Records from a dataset
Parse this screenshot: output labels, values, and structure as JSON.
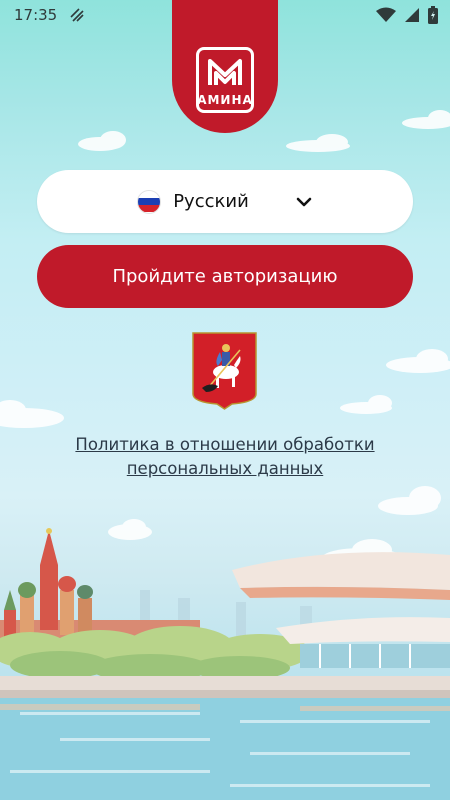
{
  "status_bar": {
    "time": "17:35",
    "left_icon": "no-sim-icon",
    "right_icons": [
      "wifi-icon",
      "signal-icon",
      "battery-icon"
    ]
  },
  "logo": {
    "icon": "amina-logo-icon",
    "text": "АМИНА",
    "color": "#c01a2a"
  },
  "language_selector": {
    "flag_icon": "russia-flag-icon",
    "label": "Русский",
    "chevron_icon": "chevron-down-icon"
  },
  "auth_button": {
    "label": "Пройдите авторизацию",
    "color": "#c01a2a"
  },
  "emblem": {
    "icon": "moscow-coat-of-arms-icon"
  },
  "policy_link": {
    "line1": "Политика в отношении обработки",
    "line2": "персональных данных"
  }
}
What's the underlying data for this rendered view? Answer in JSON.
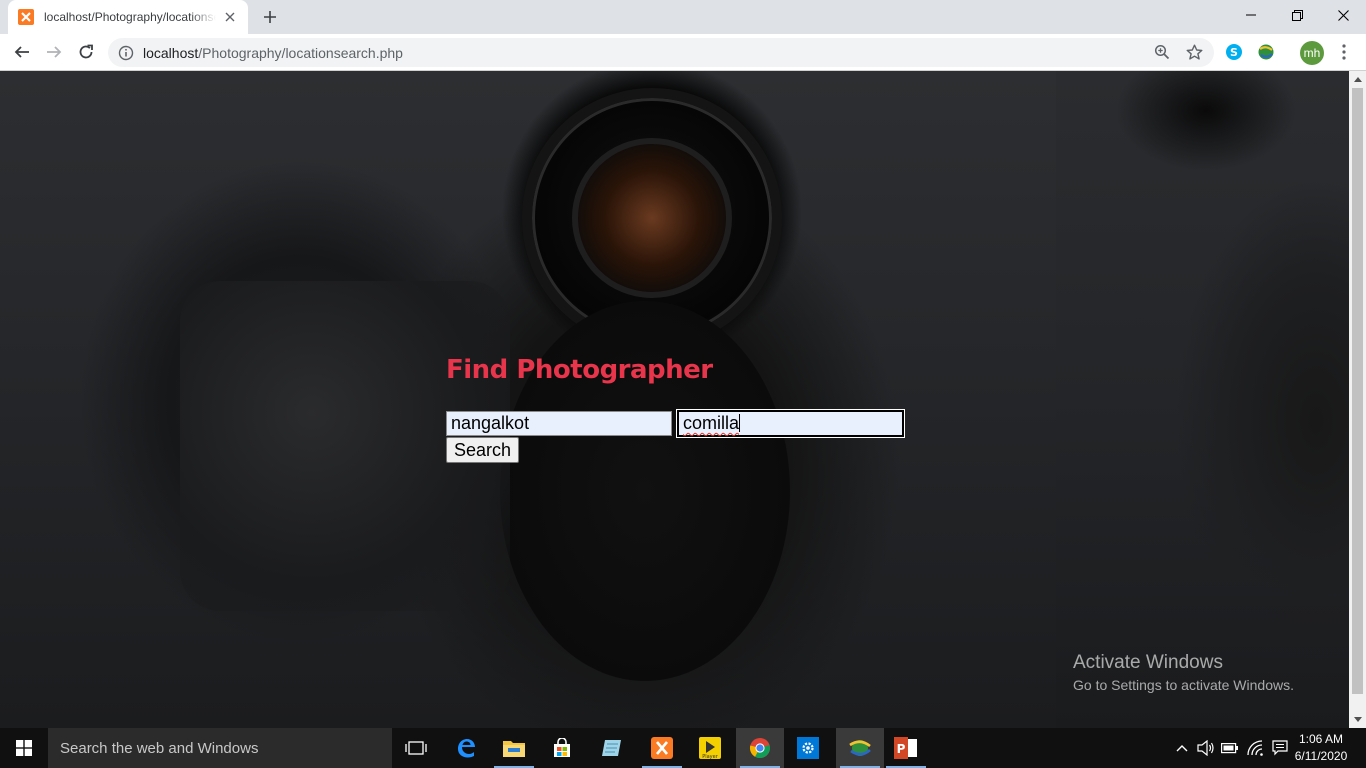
{
  "browser": {
    "tab_title": "localhost/Photography/locationsearch.php",
    "url_host": "localhost",
    "url_path": "/Photography/locationsearch.php",
    "profile_initials": "mh"
  },
  "page": {
    "heading": "Find Photographer",
    "location_input_value": "nangalkot",
    "district_input_value": "comilla",
    "search_button_label": "Search",
    "accent_color": "#e8354b"
  },
  "watermark": {
    "title": "Activate Windows",
    "subtitle": "Go to Settings to activate Windows."
  },
  "taskbar": {
    "search_placeholder": "Search the web and Windows",
    "time": "1:06 AM",
    "date": "6/11/2020"
  }
}
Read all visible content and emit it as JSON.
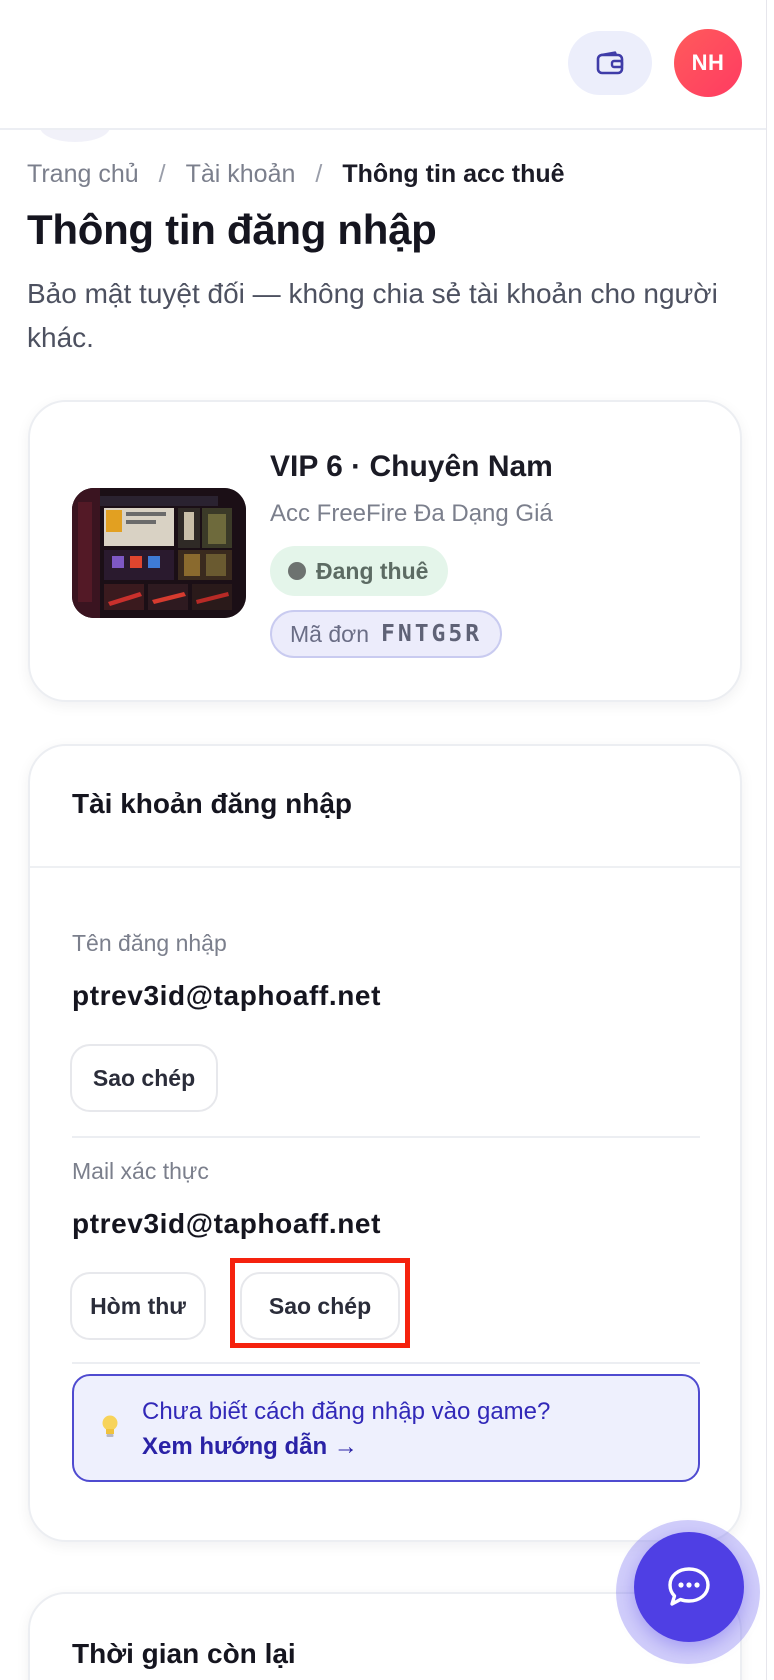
{
  "header": {
    "wallet_icon": "wallet-icon",
    "avatar_initials": "NH",
    "avatar_color": "#ff4b5e"
  },
  "breadcrumb": {
    "items": [
      "Trang chủ",
      "Tài khoản"
    ],
    "separator": "/",
    "current": "Thông tin acc thuê"
  },
  "page": {
    "title": "Thông tin đăng nhập",
    "subtitle": "Bảo mật tuyệt đối — không chia sẻ tài khoản cho người khác."
  },
  "product": {
    "title": "VIP 6 · Chuyên Nam",
    "category": "Acc FreeFire Đa Dạng Giá",
    "status": "Đang thuê",
    "order_label": "Mã đơn",
    "order_code": "FNTG5R"
  },
  "login": {
    "section_title": "Tài khoản đăng nhập",
    "username_label": "Tên đăng nhập",
    "username_value": "ptrev3id@taphoaff.net",
    "username_copy": "Sao chép",
    "mail_label": "Mail xác thực",
    "mail_value": "ptrev3id@taphoaff.net",
    "mail_inbox": "Hòm thư",
    "mail_copy": "Sao chép",
    "hint_text": "Chưa biết cách đăng nhập vào game?",
    "hint_link": "Xem hướng dẫn →",
    "hint_icon": "lightbulb-icon"
  },
  "time": {
    "section_title": "Thời gian còn lại"
  },
  "chat": {
    "icon": "chat-bubble-icon",
    "color": "#4f3fe4"
  },
  "accent": "#4f4bd0"
}
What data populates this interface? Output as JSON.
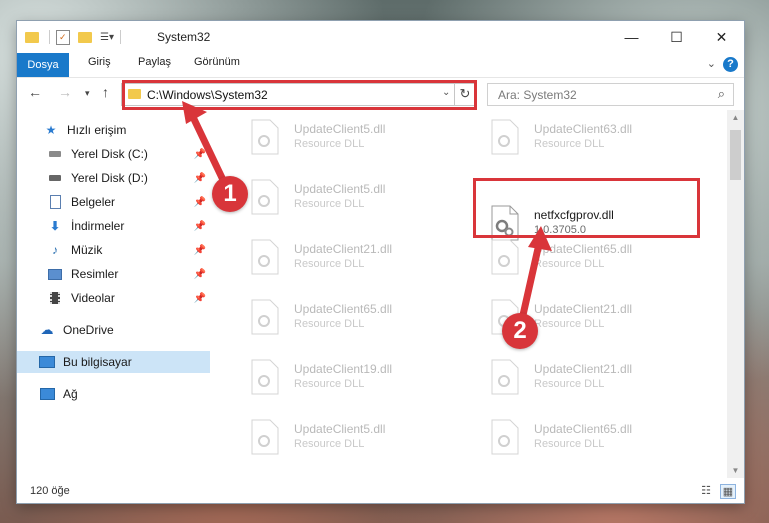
{
  "window": {
    "title": "System32",
    "controls": {
      "minimize": "—",
      "maximize": "☐",
      "close": "✕"
    }
  },
  "ribbon": {
    "tabs": [
      "Dosya",
      "Giriş",
      "Paylaş",
      "Görünüm"
    ],
    "help_label": "?"
  },
  "navigation": {
    "address": "C:\\Windows\\System32",
    "search_placeholder": "Ara: System32"
  },
  "sidebar": {
    "items": [
      {
        "label": "Hızlı erişim",
        "icon": "star-icon"
      },
      {
        "label": "Yerel Disk (C:)",
        "icon": "drive-icon"
      },
      {
        "label": "Yerel Disk (D:)",
        "icon": "drive-icon"
      },
      {
        "label": "Belgeler",
        "icon": "documents-icon"
      },
      {
        "label": "İndirmeler",
        "icon": "download-icon"
      },
      {
        "label": "Müzik",
        "icon": "music-icon"
      },
      {
        "label": "Resimler",
        "icon": "pictures-icon"
      },
      {
        "label": "Videolar",
        "icon": "video-icon"
      },
      {
        "label": "OneDrive",
        "icon": "cloud-icon"
      },
      {
        "label": "Bu bilgisayar",
        "icon": "computer-icon"
      },
      {
        "label": "Ağ",
        "icon": "network-icon"
      }
    ]
  },
  "files": [
    {
      "name": "UpdateClient5.dll",
      "desc": "Resource DLL"
    },
    {
      "name": "UpdateClient63.dll",
      "desc": "Resource DLL"
    },
    {
      "name": "UpdateClient5.dll",
      "desc": "Resource DLL"
    },
    {
      "name": "netfxcfgprov.dll",
      "desc": "1.0.3705.0"
    },
    {
      "name": "UpdateClient21.dll",
      "desc": "Resource DLL"
    },
    {
      "name": "UpdateClient65.dll",
      "desc": "Resource DLL"
    },
    {
      "name": "UpdateClient65.dll",
      "desc": "Resource DLL"
    },
    {
      "name": "UpdateClient21.dll",
      "desc": "Resource DLL"
    },
    {
      "name": "UpdateClient19.dll",
      "desc": "Resource DLL"
    },
    {
      "name": "UpdateClient21.dll",
      "desc": "Resource DLL"
    },
    {
      "name": "UpdateClient5.dll",
      "desc": "Resource DLL"
    },
    {
      "name": "UpdateClient65.dll",
      "desc": "Resource DLL"
    }
  ],
  "status": {
    "item_count": "120 öğe"
  },
  "annotations": {
    "badge1": "1",
    "badge2": "2",
    "color": "#d9353a"
  }
}
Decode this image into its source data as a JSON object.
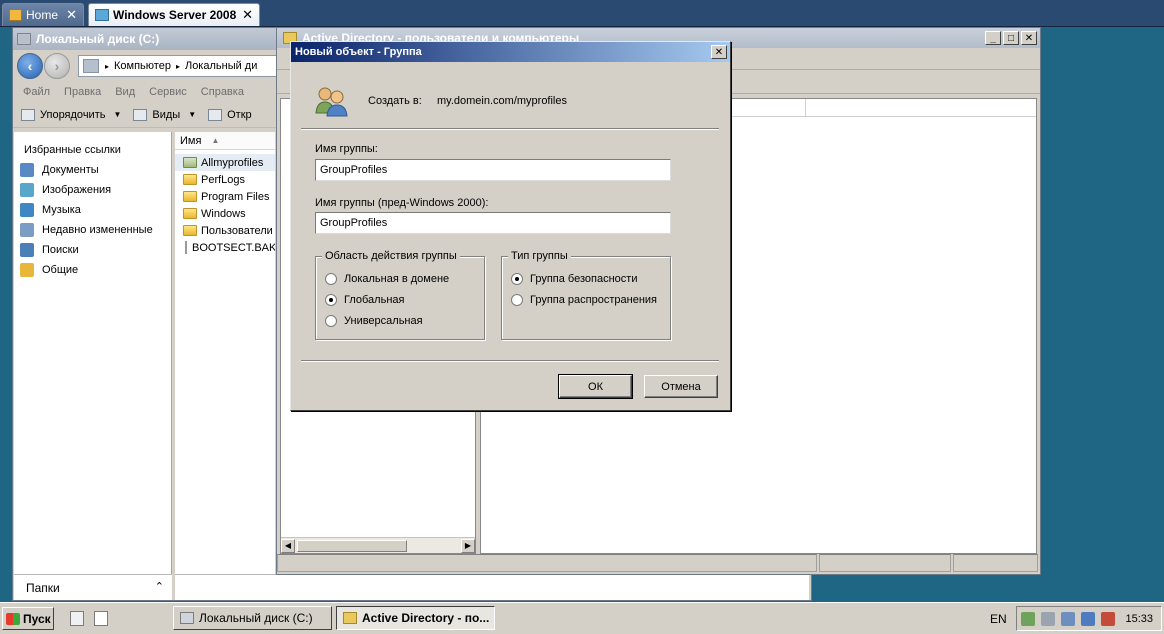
{
  "host_tabs": [
    {
      "label": "Home"
    },
    {
      "label": "Windows Server 2008"
    }
  ],
  "explorer": {
    "title": "Локальный диск (C:)",
    "breadcrumb": [
      "Компьютер",
      "Локальный ди"
    ],
    "menu": [
      "Файл",
      "Правка",
      "Вид",
      "Сервис",
      "Справка"
    ],
    "toolbar": {
      "organize": "Упорядочить",
      "views": "Виды",
      "open": "Откр"
    },
    "favorites_title": "Избранные ссылки",
    "nav_items": [
      {
        "label": "Документы",
        "color": "#5a8ac6"
      },
      {
        "label": "Изображения",
        "color": "#58a6c9"
      },
      {
        "label": "Музыка",
        "color": "#3f86c4"
      },
      {
        "label": "Недавно измененные",
        "color": "#7b9cc4"
      },
      {
        "label": "Поиски",
        "color": "#4a7fb8"
      },
      {
        "label": "Общие",
        "color": "#e8b73a"
      }
    ],
    "list_header": "Имя",
    "files": [
      {
        "name": "Allmyprofiles",
        "kind": "special"
      },
      {
        "name": "PerfLogs",
        "kind": "folder"
      },
      {
        "name": "Program Files",
        "kind": "folder"
      },
      {
        "name": "Windows",
        "kind": "folder"
      },
      {
        "name": "Пользователи",
        "kind": "folder"
      },
      {
        "name": "BOOTSECT.BAK",
        "kind": "file"
      }
    ],
    "folders_pane": "Папки"
  },
  "ad_window": {
    "title": "Active Directory - пользователи и компьютеры"
  },
  "dialog": {
    "title": "Новый объект - Группа",
    "created_in_label": "Создать в:",
    "created_in_path": "my.domein.com/myprofiles",
    "group_name_label": "Имя группы:",
    "group_name_value": "GroupProfiles",
    "group_name_pre2000_label": "Имя группы (пред-Windows 2000):",
    "group_name_pre2000_value": "GroupProfiles",
    "scope": {
      "legend": "Область действия группы",
      "options": [
        {
          "label": "Локальная в домене",
          "selected": false
        },
        {
          "label": "Глобальная",
          "selected": true
        },
        {
          "label": "Универсальная",
          "selected": false
        }
      ]
    },
    "type": {
      "legend": "Тип группы",
      "options": [
        {
          "label": "Группа безопасности",
          "selected": true
        },
        {
          "label": "Группа распространения",
          "selected": false
        }
      ]
    },
    "ok_label": "ОК",
    "cancel_label": "Отмена"
  },
  "taskbar": {
    "start_label": "Пуск",
    "tasks": [
      {
        "label": "Локальный диск (C:)"
      },
      {
        "label": "Active Directory - по..."
      }
    ],
    "language": "EN",
    "clock": "15:33"
  }
}
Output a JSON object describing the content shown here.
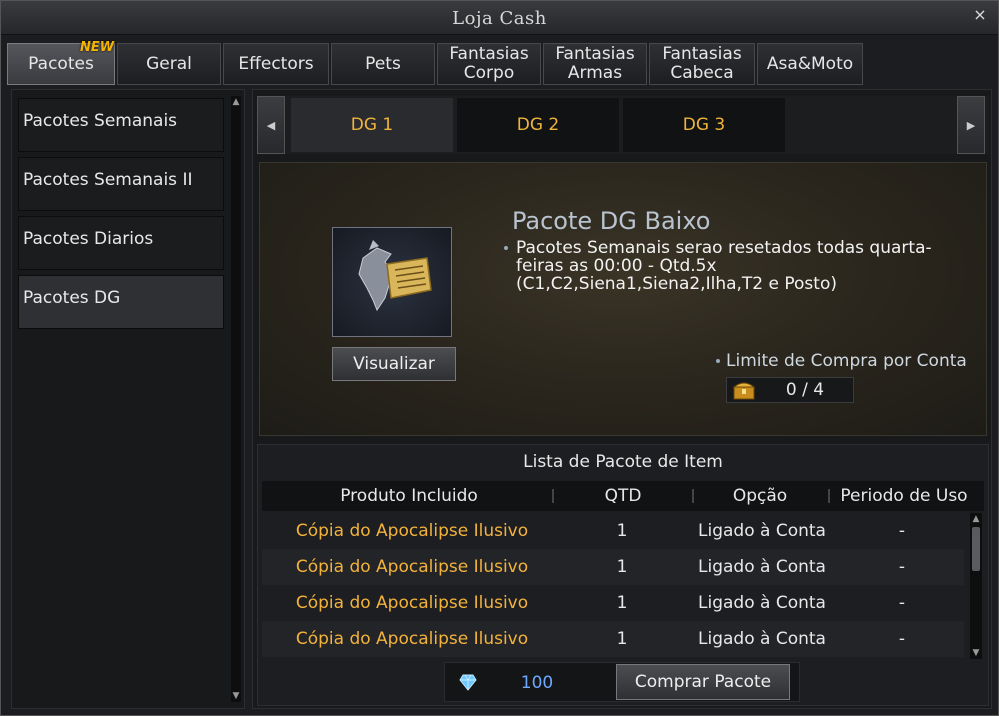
{
  "window": {
    "title": "Loja Cash",
    "close_glyph": "×"
  },
  "tabs": [
    {
      "label": "Pacotes",
      "active": true,
      "badge": "NEW"
    },
    {
      "label": "Geral"
    },
    {
      "label": "Effectors"
    },
    {
      "label": "Pets"
    },
    {
      "label": "Fantasias Corpo"
    },
    {
      "label": "Fantasias Armas"
    },
    {
      "label": "Fantasias Cabeca"
    },
    {
      "label": "Asa&Moto"
    }
  ],
  "sidebar": {
    "items": [
      {
        "label": "Pacotes Semanais"
      },
      {
        "label": "Pacotes Semanais II"
      },
      {
        "label": "Pacotes Diarios"
      },
      {
        "label": "Pacotes DG",
        "active": true
      }
    ]
  },
  "subtabs": [
    {
      "label": "DG 1",
      "active": true
    },
    {
      "label": "DG 2"
    },
    {
      "label": "DG 3"
    }
  ],
  "detail": {
    "title": "Pacote DG Baixo",
    "description": "Pacotes Semanais serao resetados todas quarta-feiras as 00:00 - Qtd.5x (C1,C2,Siena1,Siena2,Ilha,T2 e Posto)",
    "view_button": "Visualizar",
    "limit_label": "Limite de Compra por Conta",
    "limit_value": "0 / 4"
  },
  "list": {
    "title": "Lista de Pacote de Item",
    "columns": [
      "Produto Incluido",
      "QTD",
      "Opção",
      "Periodo de Uso"
    ],
    "rows": [
      {
        "product": "Cópia do Apocalipse Ilusivo",
        "qty": "1",
        "option": "Ligado à Conta",
        "period": "-"
      },
      {
        "product": "Cópia do Apocalipse Ilusivo",
        "qty": "1",
        "option": "Ligado à Conta",
        "period": "-"
      },
      {
        "product": "Cópia do Apocalipse Ilusivo",
        "qty": "1",
        "option": "Ligado à Conta",
        "period": "-"
      },
      {
        "product": "Cópia do Apocalipse Ilusivo",
        "qty": "1",
        "option": "Ligado à Conta",
        "period": "-"
      }
    ]
  },
  "footer": {
    "price": "100",
    "buy_button": "Comprar Pacote"
  },
  "icons": {
    "gem": "gem-icon",
    "chest": "chest-icon"
  },
  "colors": {
    "accent_gold": "#f3b33b",
    "price_blue": "#6fa8ff"
  }
}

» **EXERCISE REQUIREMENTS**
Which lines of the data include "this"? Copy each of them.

» **ANSWER SECTION**
Parse this screenshot: output labels, values, and structure as JSON.
What's the underlying data for this rendered view? Answer in JSON.
What data populates this interface? Output as JSON.
Decode this image into its source data as a JSON object.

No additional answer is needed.